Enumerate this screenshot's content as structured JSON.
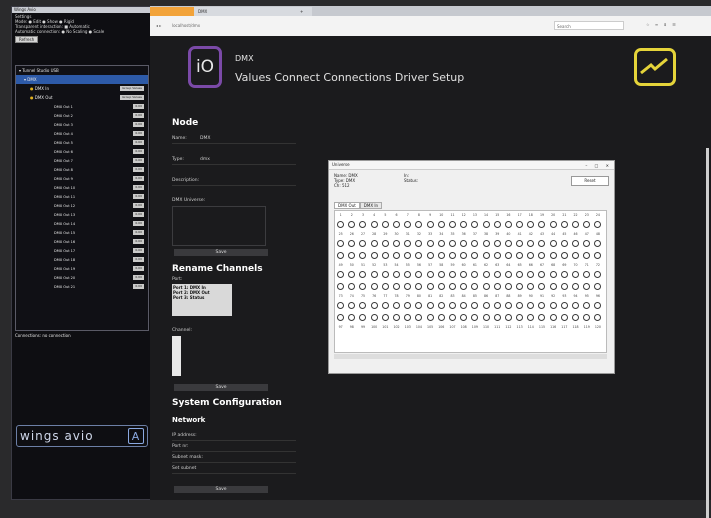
{
  "left_panel": {
    "title": "Wings Avio",
    "options": [
      "Settings",
      "Mode:  ● Edit  ● Show  ● Rigid",
      "Transparent interaction: ■ Automatic",
      "Automatic connection: ● No Scaling ● Scale"
    ],
    "refresh_label": "Refresh",
    "tree_root": "Tunnel Studio USB",
    "tree_selected": "DMX",
    "tree_groups": [
      {
        "label": "DMX In",
        "badge": "Group Values"
      },
      {
        "label": "DMX Out",
        "badge": "Group Values"
      }
    ],
    "dmx_outs": [
      "DMX Out 1",
      "DMX Out 2",
      "DMX Out 3",
      "DMX Out 4",
      "DMX Out 5",
      "DMX Out 6",
      "DMX Out 7",
      "DMX Out 8",
      "DMX Out 9",
      "DMX Out 10",
      "DMX Out 11",
      "DMX Out 12",
      "DMX Out 13",
      "DMX Out 14",
      "DMX Out 15",
      "DMX Out 16",
      "DMX Out 17",
      "DMX Out 18",
      "DMX Out 19",
      "DMX Out 20",
      "DMX Out 21"
    ],
    "out_badge": "0.00",
    "connections_label": "Connections:  no connection",
    "logo_text": "wings avio",
    "logo_letter": "A"
  },
  "browser": {
    "active_tab": "",
    "other_tab": "DMX",
    "new_tab": "+",
    "url": "localhost/dmx",
    "search_placeholder": "Search",
    "nav_buttons": "◂ ▸",
    "toolbar_icons": "☆ ≡ ⬇ ☰"
  },
  "header": {
    "icon_text": "iO",
    "device": "DMX",
    "nav": "Values  Connect  Connections  Driver  Setup"
  },
  "node": {
    "heading": "Node",
    "name_label": "Name:",
    "name_value": "DMX",
    "type_label": "Type:",
    "type_value": "dmx",
    "description_label": "Description:",
    "dmx_universe_label": "DMX Universe:",
    "save": "Save"
  },
  "rename": {
    "heading": "Rename Channels",
    "port_label": "Port:",
    "ports": [
      "Port 1: DMX In",
      "Port 2: DMX Out",
      "Port 3: Status"
    ],
    "channel_label": "Channel:",
    "save": "Save"
  },
  "system": {
    "heading": "System Configuration",
    "network_heading": "Network",
    "fields": [
      "IP address:",
      "Port nr:",
      "Subnet mask:",
      "Set subnet"
    ],
    "save": "Save"
  },
  "dialog": {
    "title": "Universe",
    "info_left": [
      "Name:  DMX",
      "Type:  DMX",
      "Ch:  512"
    ],
    "info_right": [
      "In:",
      "Status:"
    ],
    "reset": "Reset",
    "tabs": [
      "DMX Out",
      "DMX In"
    ],
    "rows": [
      {
        "header": [
          "1",
          "2",
          "3",
          "4",
          "5",
          "6",
          "7",
          "8",
          "9",
          "10",
          "11",
          "12",
          "13",
          "14",
          "15",
          "16",
          "17",
          "18",
          "19",
          "20",
          "21",
          "22",
          "23",
          "24"
        ],
        "numbers": [
          "25",
          "26",
          "27",
          "28",
          "29",
          "30",
          "31",
          "32",
          "33",
          "34",
          "35",
          "36",
          "37",
          "38",
          "39",
          "40",
          "41",
          "42",
          "43",
          "44",
          "45",
          "46",
          "47",
          "48"
        ]
      },
      {
        "header": [],
        "numbers": [
          "49",
          "50",
          "51",
          "52",
          "53",
          "54",
          "55",
          "56",
          "57",
          "58",
          "59",
          "60",
          "61",
          "62",
          "63",
          "64",
          "65",
          "66",
          "67",
          "68",
          "69",
          "70",
          "71",
          "72"
        ]
      },
      {
        "header": [],
        "numbers": [
          "73",
          "74",
          "75",
          "76",
          "77",
          "78",
          "79",
          "80",
          "81",
          "82",
          "83",
          "84",
          "85",
          "86",
          "87",
          "88",
          "89",
          "90",
          "91",
          "92",
          "93",
          "94",
          "95",
          "96"
        ]
      },
      {
        "header": [],
        "numbers": [
          "97",
          "98",
          "99",
          "100",
          "101",
          "102",
          "103",
          "104",
          "105",
          "106",
          "107",
          "108",
          "109",
          "110",
          "111",
          "112",
          "113",
          "114",
          "115",
          "116",
          "117",
          "118",
          "119",
          "120"
        ]
      }
    ]
  }
}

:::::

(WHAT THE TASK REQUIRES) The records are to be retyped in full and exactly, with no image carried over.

(ANSWER TO THE PROBLEM)
Enumerate this screenshot's content as structured JSON.
{
  "left_panel": {
    "title": "Wings Avio",
    "options": [
      "Settings",
      "Mode:  ● Edit  ● Show  ● Rigid",
      "Transparent interaction: ■ Automatic",
      "Automatic connection: ● No Scaling ● Scale"
    ],
    "refresh_label": "Refresh",
    "tree_root": "Tunnel Studio USB",
    "tree_selected": "DMX",
    "tree_groups": [
      {
        "label": "DMX In",
        "badge": "Group Values"
      },
      {
        "label": "DMX Out",
        "badge": "Group Values"
      }
    ],
    "dmx_outs": [
      "DMX Out 1",
      "DMX Out 2",
      "DMX Out 3",
      "DMX Out 4",
      "DMX Out 5",
      "DMX Out 6",
      "DMX Out 7",
      "DMX Out 8",
      "DMX Out 9",
      "DMX Out 10",
      "DMX Out 11",
      "DMX Out 12",
      "DMX Out 13",
      "DMX Out 14",
      "DMX Out 15",
      "DMX Out 16",
      "DMX Out 17",
      "DMX Out 18",
      "DMX Out 19",
      "DMX Out 20",
      "DMX Out 21"
    ],
    "out_badge": "0.00",
    "connections_label": "Connections:  no connection",
    "logo_text": "wings avio",
    "logo_letter": "A"
  },
  "browser": {
    "active_tab": "",
    "other_tab": "DMX",
    "new_tab": "+",
    "url": "localhost/dmx",
    "search_placeholder": "Search",
    "nav_buttons": "◂ ▸",
    "toolbar_icons": "☆ ≡ ⬇ ☰"
  },
  "header": {
    "icon_text": "iO",
    "device": "DMX",
    "nav": "Values  Connect  Connections  Driver  Setup"
  },
  "node": {
    "heading": "Node",
    "name_label": "Name:",
    "name_value": "DMX",
    "type_label": "Type:",
    "type_value": "dmx",
    "description_label": "Description:",
    "dmx_universe_label": "DMX Universe:",
    "save": "Save"
  },
  "rename": {
    "heading": "Rename Channels",
    "port_label": "Port:",
    "ports": [
      "Port 1: DMX In",
      "Port 2: DMX Out",
      "Port 3: Status"
    ],
    "channel_label": "Channel:",
    "save": "Save"
  },
  "system": {
    "heading": "System Configuration",
    "network_heading": "Network",
    "fields": [
      "IP address:",
      "Port nr:",
      "Subnet mask:",
      "Set subnet"
    ],
    "save": "Save"
  },
  "dialog": {
    "title": "Universe",
    "info_left": [
      "Name:  DMX",
      "Type:  DMX",
      "Ch:  512"
    ],
    "info_right": [
      "In:",
      "Status:"
    ],
    "reset": "Reset",
    "tabs": [
      "DMX Out",
      "DMX In"
    ],
    "rows": [
      {
        "header": [
          "1",
          "2",
          "3",
          "4",
          "5",
          "6",
          "7",
          "8",
          "9",
          "10",
          "11",
          "12",
          "13",
          "14",
          "15",
          "16",
          "17",
          "18",
          "19",
          "20",
          "21",
          "22",
          "23",
          "24"
        ],
        "numbers": [
          "25",
          "26",
          "27",
          "28",
          "29",
          "30",
          "31",
          "32",
          "33",
          "34",
          "35",
          "36",
          "37",
          "38",
          "39",
          "40",
          "41",
          "42",
          "43",
          "44",
          "45",
          "46",
          "47",
          "48"
        ]
      },
      {
        "header": [],
        "numbers": [
          "49",
          "50",
          "51",
          "52",
          "53",
          "54",
          "55",
          "56",
          "57",
          "58",
          "59",
          "60",
          "61",
          "62",
          "63",
          "64",
          "65",
          "66",
          "67",
          "68",
          "69",
          "70",
          "71",
          "72"
        ]
      },
      {
        "header": [],
        "numbers": [
          "73",
          "74",
          "75",
          "76",
          "77",
          "78",
          "79",
          "80",
          "81",
          "82",
          "83",
          "84",
          "85",
          "86",
          "87",
          "88",
          "89",
          "90",
          "91",
          "92",
          "93",
          "94",
          "95",
          "96"
        ]
      },
      {
        "header": [],
        "numbers": [
          "97",
          "98",
          "99",
          "100",
          "101",
          "102",
          "103",
          "104",
          "105",
          "106",
          "107",
          "108",
          "109",
          "110",
          "111",
          "112",
          "113",
          "114",
          "115",
          "116",
          "117",
          "118",
          "119",
          "120"
        ]
      }
    ]
  }
}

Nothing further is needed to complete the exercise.